§ **Problem description**:
Exact copy, no pictures: set down the lines from the one holding "What's the underlying" through the final line of the records below.
═══ Data to use
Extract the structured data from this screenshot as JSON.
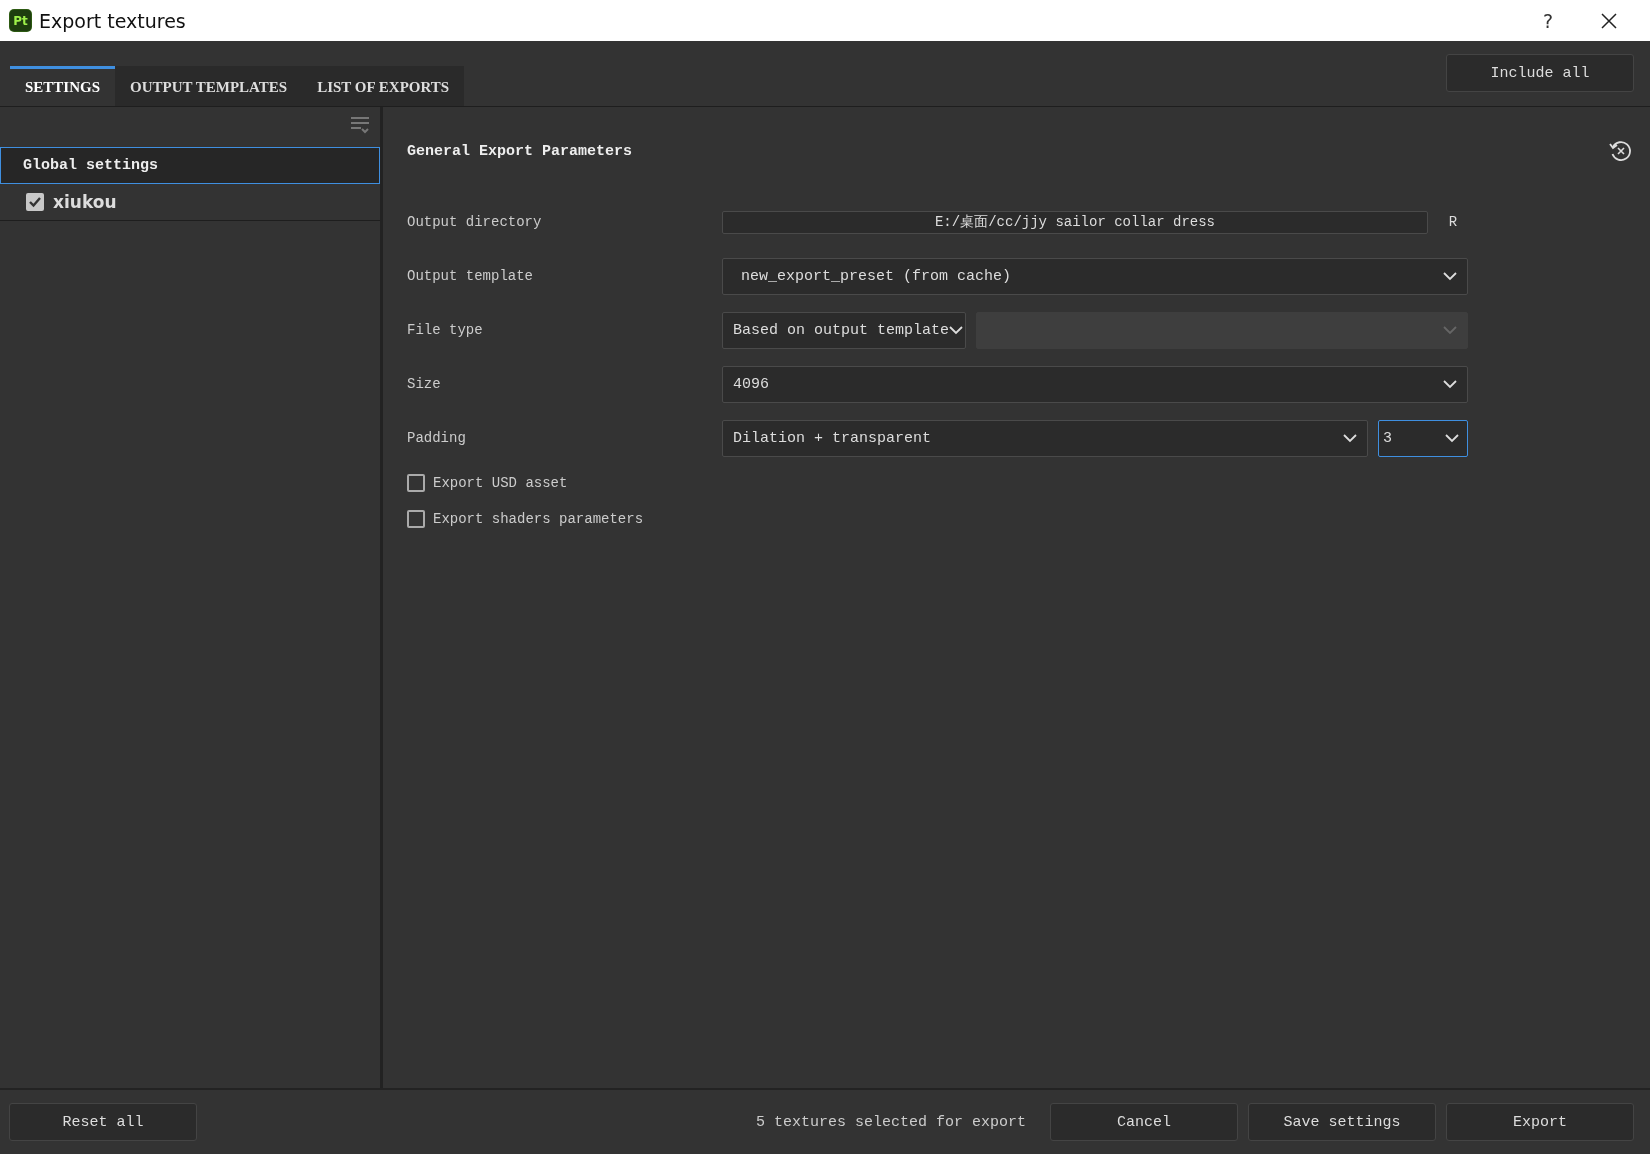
{
  "window": {
    "title": "Export textures",
    "app_icon": "Pt",
    "help": "?"
  },
  "tabs": [
    {
      "label": "SETTINGS",
      "selected": true
    },
    {
      "label": "OUTPUT TEMPLATES",
      "selected": false
    },
    {
      "label": "LIST OF EXPORTS",
      "selected": false
    }
  ],
  "include_all_button": "Include all",
  "sidebar": {
    "items": [
      {
        "label": "Global settings",
        "kind": "header",
        "selected": true
      },
      {
        "label": "xiukou",
        "kind": "check",
        "checked": true,
        "selected": false
      }
    ]
  },
  "section_title": "General Export Parameters",
  "fields": [
    {
      "label": "Output directory",
      "kind": "path",
      "value": "E:/桌面/cc/jjy sailor collar dress",
      "suffix": "R"
    },
    {
      "label": "Output template",
      "kind": "select",
      "value": "new_export_preset (from cache)"
    },
    {
      "label": "File type",
      "kind": "split",
      "value": "Based on output template",
      "secondary": {
        "disabled": true
      }
    },
    {
      "label": "Size",
      "kind": "select",
      "value": "4096"
    },
    {
      "label": "Padding",
      "kind": "padding",
      "value": "Dilation + transparent",
      "secondary": {
        "value": "3",
        "focused": true
      }
    }
  ],
  "options": [
    {
      "label": "Export USD asset",
      "checked": false
    },
    {
      "label": "Export shaders parameters",
      "checked": false
    }
  ],
  "footer": {
    "reset_button": "Reset all",
    "status": "5 textures selected for export",
    "buttons": [
      "Cancel",
      "Save settings",
      "Export"
    ]
  }
}
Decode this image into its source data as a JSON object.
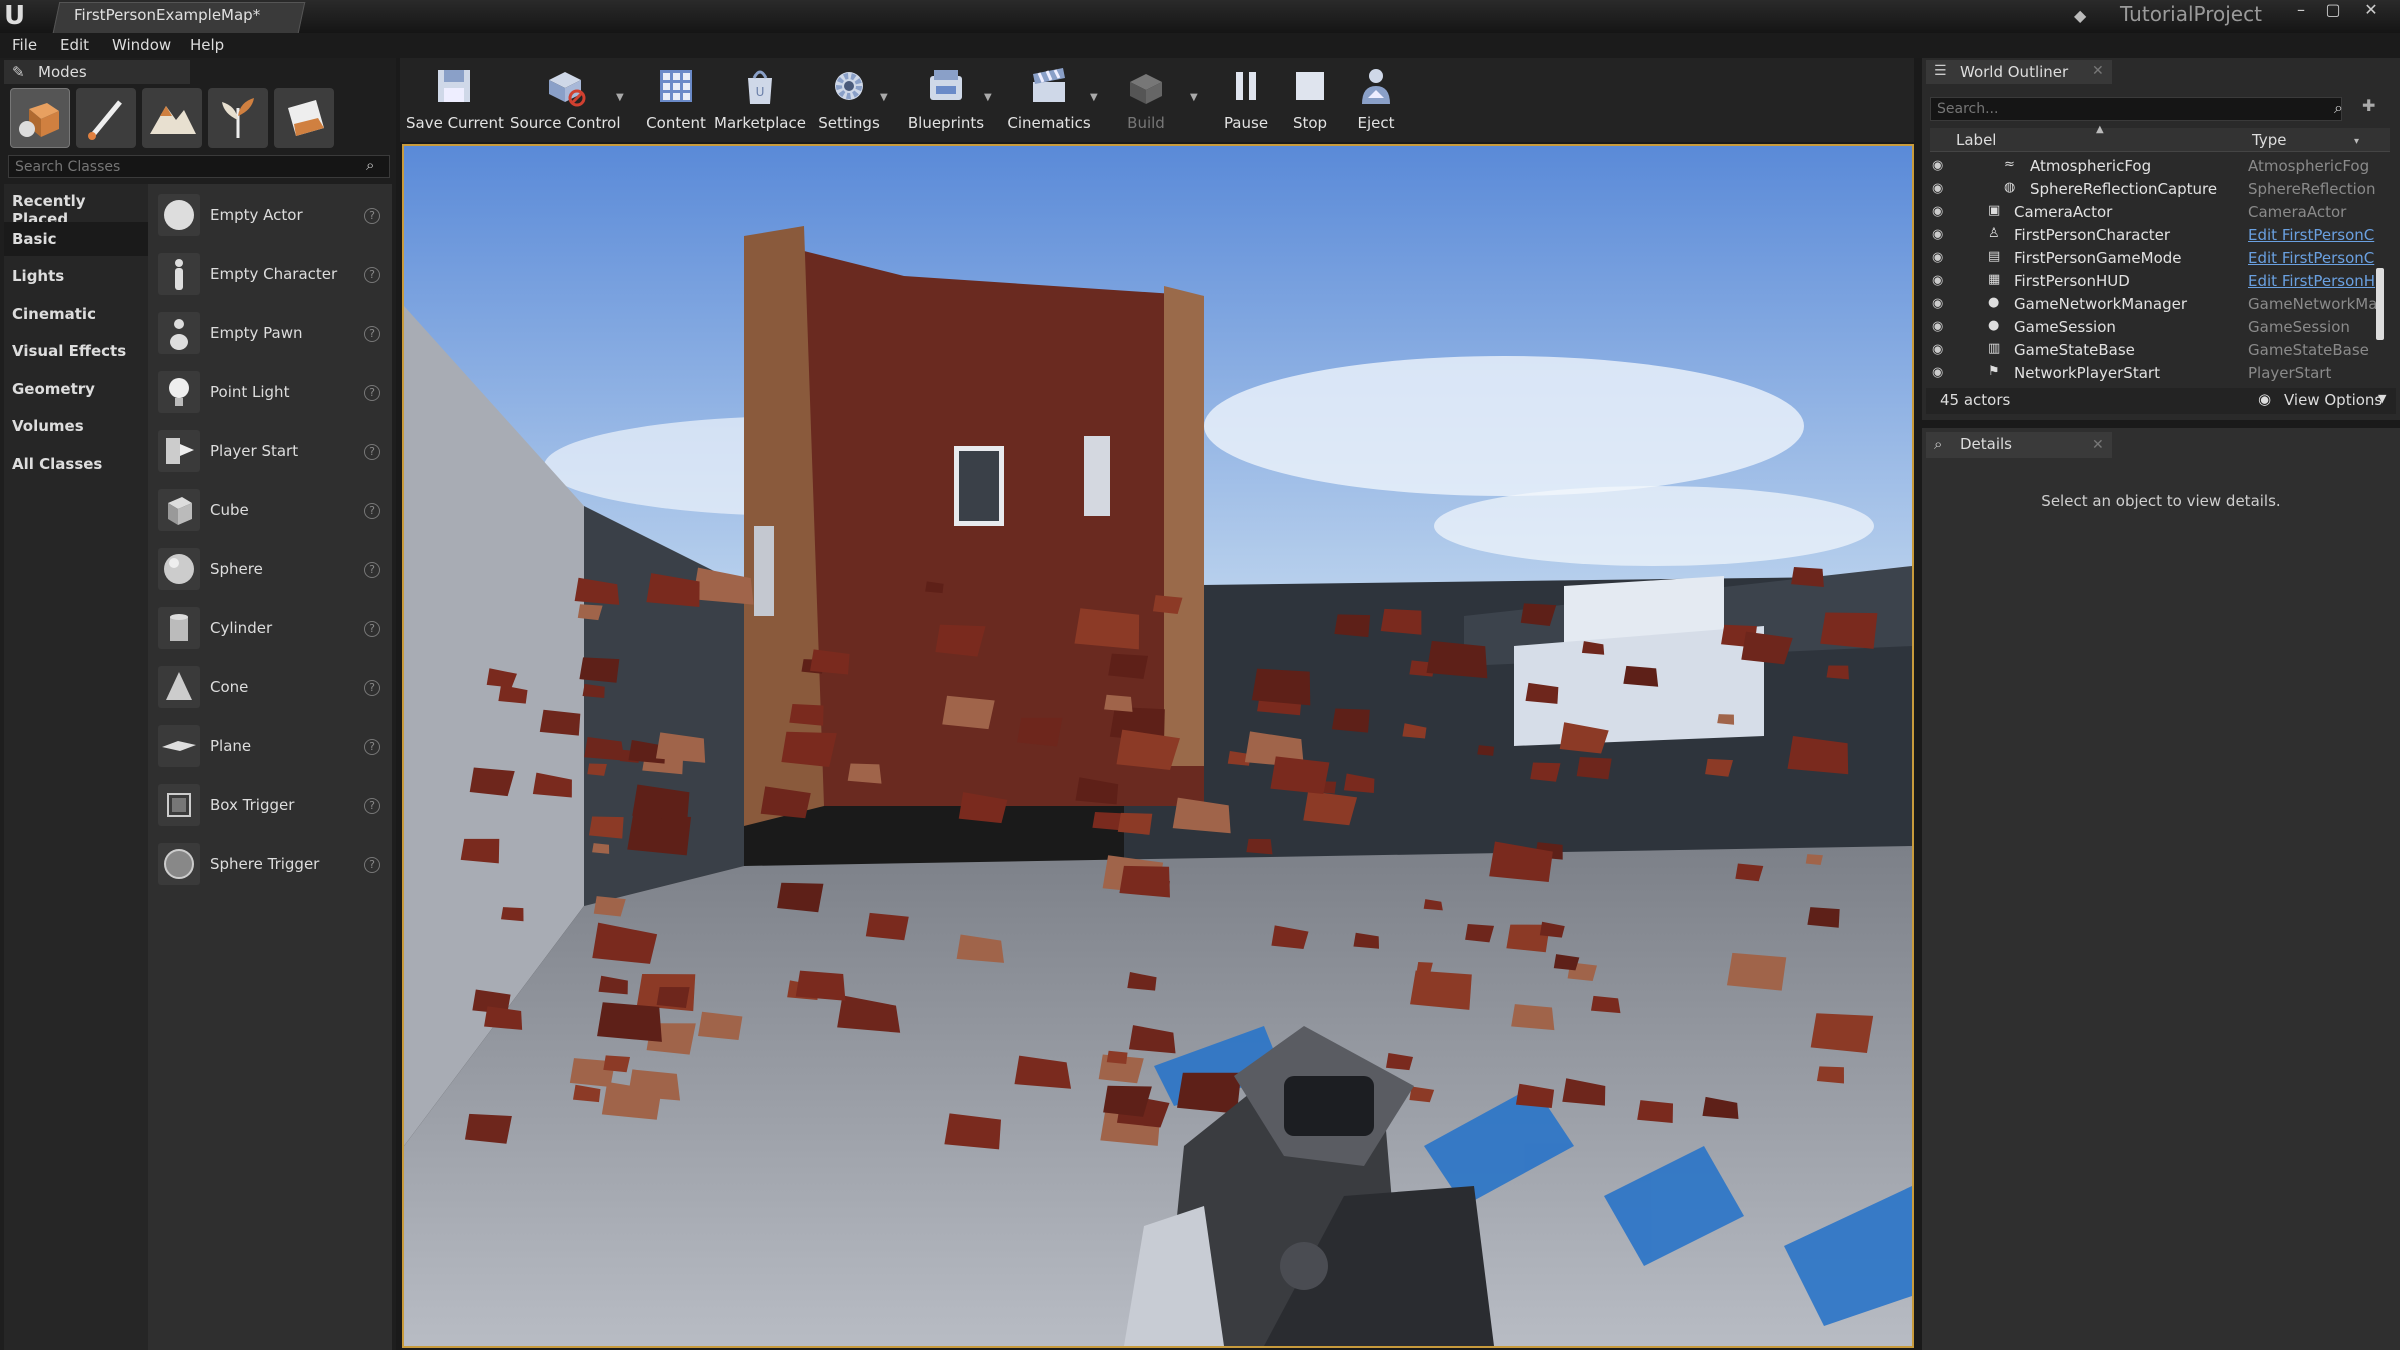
{
  "window": {
    "doc_tab": "FirstPersonExampleMap*",
    "project": "TutorialProject",
    "controls": [
      "–",
      "▢",
      "✕"
    ]
  },
  "menu": [
    "File",
    "Edit",
    "Window",
    "Help"
  ],
  "modes": {
    "title": "Modes",
    "search_placeholder": "Search Classes",
    "categories": [
      "Recently Placed",
      "Basic",
      "Lights",
      "Cinematic",
      "Visual Effects",
      "Geometry",
      "Volumes",
      "All Classes"
    ],
    "active_category": "Basic",
    "items": [
      "Empty Actor",
      "Empty Character",
      "Empty Pawn",
      "Point Light",
      "Player Start",
      "Cube",
      "Sphere",
      "Cylinder",
      "Cone",
      "Plane",
      "Box Trigger",
      "Sphere Trigger"
    ],
    "help_glyph": "?"
  },
  "toolbar": {
    "save": "Save Current",
    "source_control": "Source Control",
    "content": "Content",
    "marketplace": "Marketplace",
    "settings": "Settings",
    "blueprints": "Blueprints",
    "cinematics": "Cinematics",
    "build": "Build",
    "pause": "Pause",
    "stop": "Stop",
    "eject": "Eject"
  },
  "outliner": {
    "title": "World Outliner",
    "search_placeholder": "Search...",
    "col_label": "Label",
    "col_type": "Type",
    "rows": [
      {
        "label": "AtmosphericFog",
        "type": "AtmosphericFog",
        "link": false
      },
      {
        "label": "SphereReflectionCapture",
        "type": "SphereReflectionC",
        "link": false
      },
      {
        "label": "CameraActor",
        "type": "CameraActor",
        "link": false
      },
      {
        "label": "FirstPersonCharacter",
        "type": "Edit FirstPersonC",
        "link": true
      },
      {
        "label": "FirstPersonGameMode",
        "type": "Edit FirstPersonC",
        "link": true
      },
      {
        "label": "FirstPersonHUD",
        "type": "Edit FirstPersonH",
        "link": true
      },
      {
        "label": "GameNetworkManager",
        "type": "GameNetworkMar",
        "link": false
      },
      {
        "label": "GameSession",
        "type": "GameSession",
        "link": false
      },
      {
        "label": "GameStateBase",
        "type": "GameStateBase",
        "link": false
      },
      {
        "label": "NetworkPlayerStart",
        "type": "PlayerStart",
        "link": false
      }
    ],
    "actor_count": "45 actors",
    "view_options": "View Options"
  },
  "details": {
    "title": "Details",
    "message": "Select an object to view details."
  },
  "colors": {
    "viewport_border": "#c89b3c",
    "link": "#6aa0e0",
    "brick": "#7a2a1e",
    "floor": "#9aa0a8",
    "sky": "#8fb8e8"
  }
}
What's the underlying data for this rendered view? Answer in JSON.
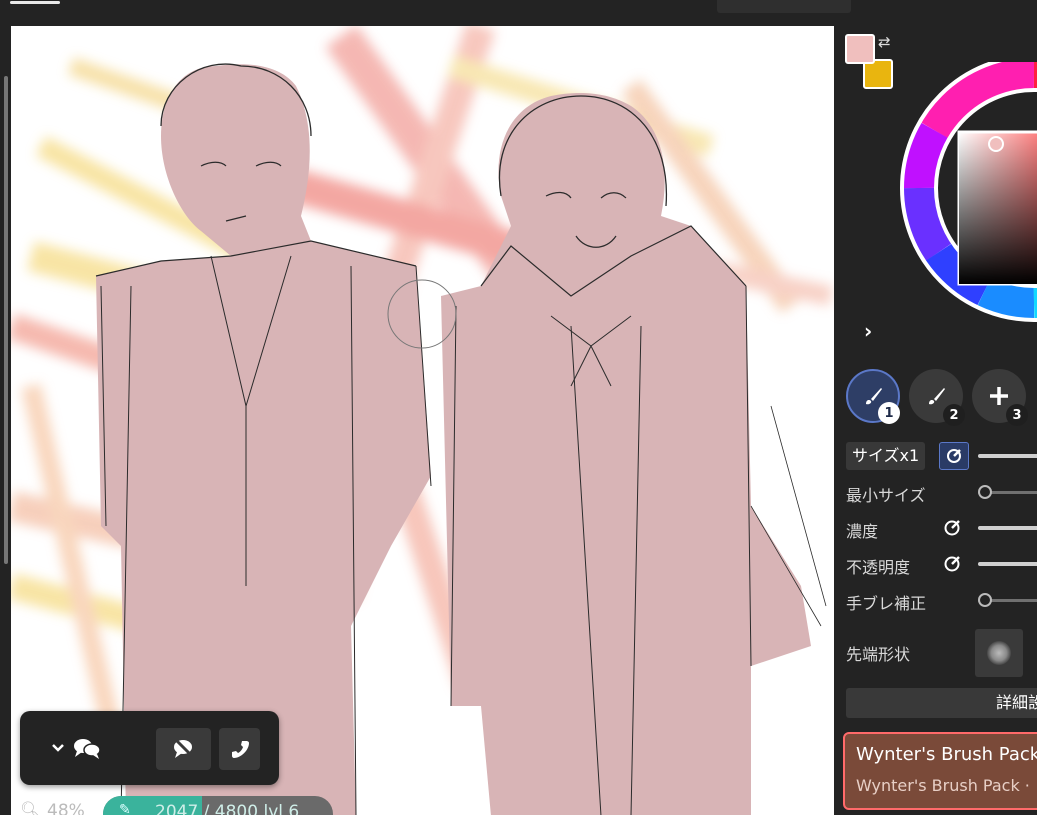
{
  "canvas": {
    "colors": {
      "skin": "#d8b4b6",
      "line": "#2b2b2b",
      "bg_red": "#f08a83",
      "bg_yellow": "#f6dc86"
    }
  },
  "panel": {
    "colors": {
      "foreground": "#f0bfbe",
      "background": "#e9b50f"
    },
    "brush_slots": [
      {
        "number": "1",
        "icon": "brush-icon"
      },
      {
        "number": "2",
        "icon": "brush-icon"
      },
      {
        "number": "3",
        "icon": "plus-icon"
      }
    ],
    "size_label": "サイズx1",
    "params": [
      {
        "label": "最小サイズ",
        "value": 0
      },
      {
        "label": "濃度"
      },
      {
        "label": "不透明度"
      },
      {
        "label": "手ブレ補正",
        "value": 0
      }
    ],
    "tip_label": "先端形状",
    "detail_label": "詳細設",
    "brushpack": {
      "title": "Wynter's Brush Pack",
      "subtitle": "Wynter's Brush Pack ·"
    }
  },
  "status": {
    "zoom": "48%",
    "progress_text": "2047 / 4800 lvl 6",
    "progress_fraction": 0.43
  },
  "colors": {
    "accent": "#3ab39c",
    "panel_bg": "#232323",
    "brush_active": "#2e3e66",
    "brushpack_border": "#ff6a6a"
  }
}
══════
§ **The completed task**:
What's the underlying data for this rendered view? Answer in JSON.
{
  "canvas": {
    "colors": {
      "skin": "#d8b4b6",
      "line": "#2b2b2b",
      "bg_red": "#f08a83",
      "bg_yellow": "#f6dc86"
    }
  },
  "panel": {
    "colors": {
      "foreground": "#f0bfbe",
      "background": "#e9b50f"
    },
    "brush_slots": [
      {
        "number": "1",
        "icon": "brush-icon"
      },
      {
        "number": "2",
        "icon": "brush-icon"
      },
      {
        "number": "3",
        "icon": "plus-icon"
      }
    ],
    "size_label": "サイズx1",
    "params": [
      {
        "label": "最小サイズ",
        "value": 0
      },
      {
        "label": "濃度"
      },
      {
        "label": "不透明度"
      },
      {
        "label": "手ブレ補正",
        "value": 0
      }
    ],
    "tip_label": "先端形状",
    "detail_label": "詳細設",
    "brushpack": {
      "title": "Wynter's Brush Pack",
      "subtitle": "Wynter's Brush Pack ·"
    }
  },
  "status": {
    "zoom": "48%",
    "progress_text": "2047 / 4800 lvl 6",
    "progress_fraction": 0.43
  },
  "colors": {
    "accent": "#3ab39c",
    "panel_bg": "#232323",
    "brush_active": "#2e3e66",
    "brushpack_border": "#ff6a6a"
  }
}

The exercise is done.